- _EXERCISE REQUIREMENTS_: Find the lines in the records that carry the word "this". Copy each one.

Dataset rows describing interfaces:
------------------------------------------------------------------------

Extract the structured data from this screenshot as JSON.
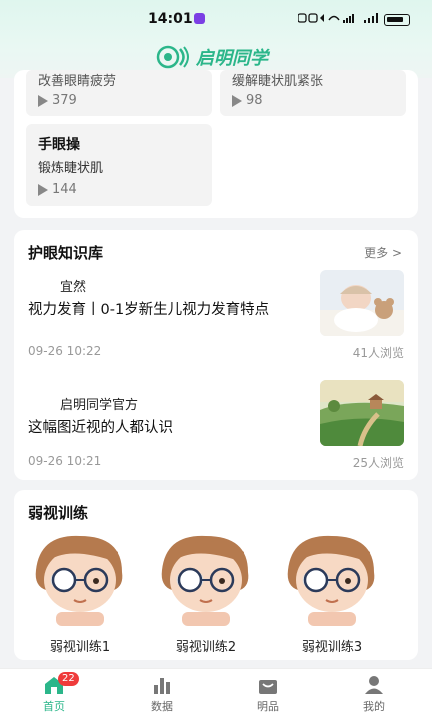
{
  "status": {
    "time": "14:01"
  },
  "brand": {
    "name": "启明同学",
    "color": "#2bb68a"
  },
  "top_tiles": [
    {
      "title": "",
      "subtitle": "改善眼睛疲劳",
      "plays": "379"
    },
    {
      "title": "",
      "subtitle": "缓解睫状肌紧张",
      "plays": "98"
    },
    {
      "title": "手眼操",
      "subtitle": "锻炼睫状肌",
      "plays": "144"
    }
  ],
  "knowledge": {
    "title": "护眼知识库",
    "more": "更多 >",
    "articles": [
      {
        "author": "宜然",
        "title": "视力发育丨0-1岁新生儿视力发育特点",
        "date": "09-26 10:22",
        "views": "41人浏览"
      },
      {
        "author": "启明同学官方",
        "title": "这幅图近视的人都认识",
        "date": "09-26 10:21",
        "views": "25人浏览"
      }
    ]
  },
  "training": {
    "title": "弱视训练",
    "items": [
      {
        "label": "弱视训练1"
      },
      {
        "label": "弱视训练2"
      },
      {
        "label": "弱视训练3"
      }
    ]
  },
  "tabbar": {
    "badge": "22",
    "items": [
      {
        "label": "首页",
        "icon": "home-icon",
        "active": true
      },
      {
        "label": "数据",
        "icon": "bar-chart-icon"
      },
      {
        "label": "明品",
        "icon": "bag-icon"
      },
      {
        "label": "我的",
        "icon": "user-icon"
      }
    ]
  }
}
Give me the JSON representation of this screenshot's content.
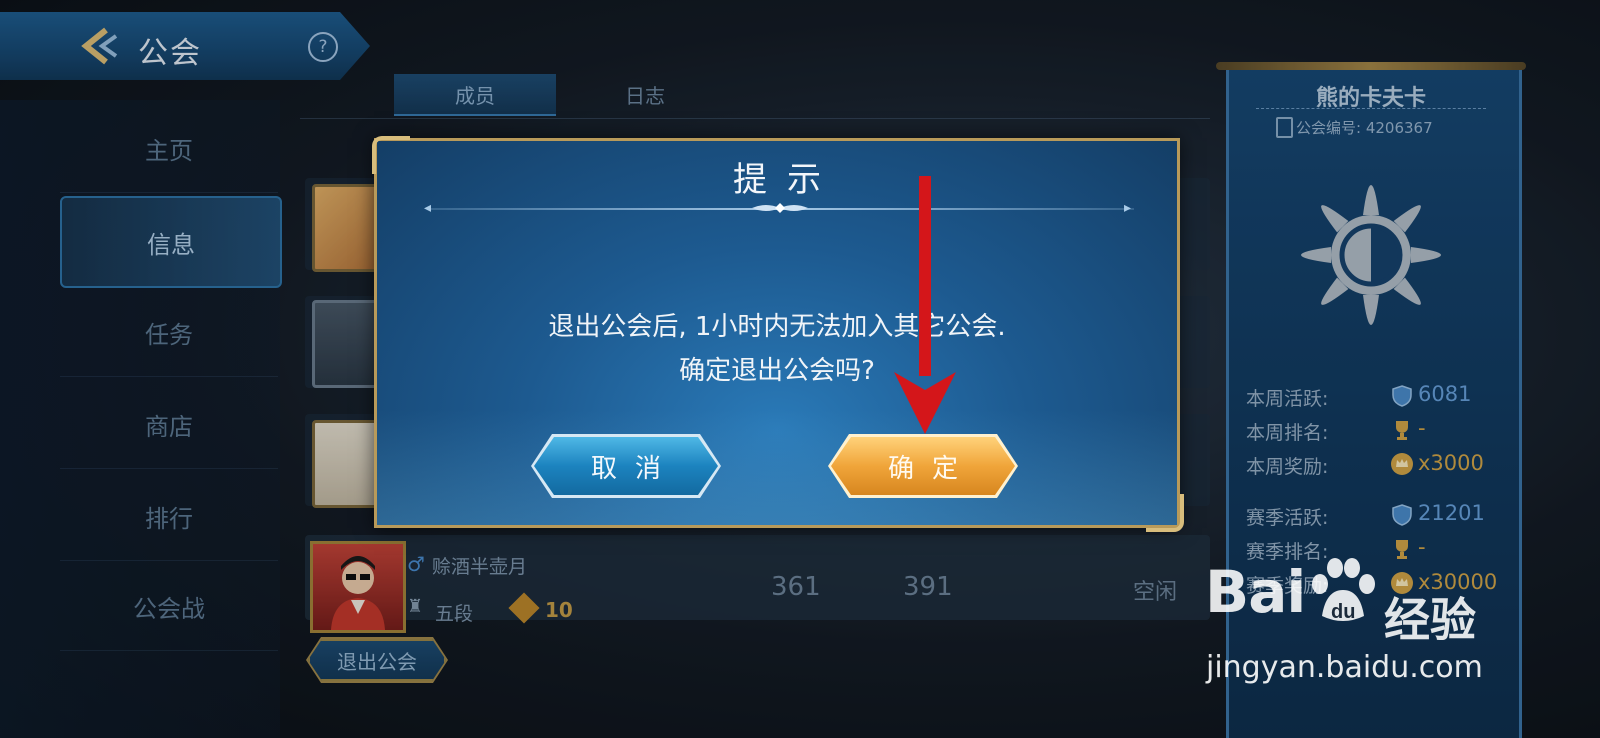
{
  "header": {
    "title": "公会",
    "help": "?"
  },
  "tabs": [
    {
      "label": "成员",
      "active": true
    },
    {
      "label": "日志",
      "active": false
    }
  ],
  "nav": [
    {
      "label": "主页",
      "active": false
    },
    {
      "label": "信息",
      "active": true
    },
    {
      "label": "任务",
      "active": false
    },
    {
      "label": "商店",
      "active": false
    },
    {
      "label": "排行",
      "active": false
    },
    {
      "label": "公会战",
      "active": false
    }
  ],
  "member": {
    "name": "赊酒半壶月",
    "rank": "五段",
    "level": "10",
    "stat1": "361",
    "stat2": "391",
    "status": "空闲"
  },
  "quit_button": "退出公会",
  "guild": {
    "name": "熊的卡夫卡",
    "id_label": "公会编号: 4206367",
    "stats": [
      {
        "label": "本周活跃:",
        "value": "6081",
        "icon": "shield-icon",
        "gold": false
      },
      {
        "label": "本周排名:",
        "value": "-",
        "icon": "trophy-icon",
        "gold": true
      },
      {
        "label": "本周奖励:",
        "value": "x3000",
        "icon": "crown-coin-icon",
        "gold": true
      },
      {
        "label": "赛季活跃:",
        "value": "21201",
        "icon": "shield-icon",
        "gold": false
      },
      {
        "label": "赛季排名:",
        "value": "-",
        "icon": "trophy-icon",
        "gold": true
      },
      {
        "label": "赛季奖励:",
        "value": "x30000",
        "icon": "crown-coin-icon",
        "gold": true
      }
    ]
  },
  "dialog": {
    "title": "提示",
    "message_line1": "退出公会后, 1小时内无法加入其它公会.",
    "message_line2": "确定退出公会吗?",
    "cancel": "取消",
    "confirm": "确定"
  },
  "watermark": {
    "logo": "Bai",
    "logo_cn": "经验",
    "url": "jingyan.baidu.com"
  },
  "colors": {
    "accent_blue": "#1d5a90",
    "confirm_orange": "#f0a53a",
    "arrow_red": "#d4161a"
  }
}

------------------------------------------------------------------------

- _YOUR SOLUTION_:
Extract the structured data from this screenshot as JSON.
Give me the JSON representation of this screenshot's content.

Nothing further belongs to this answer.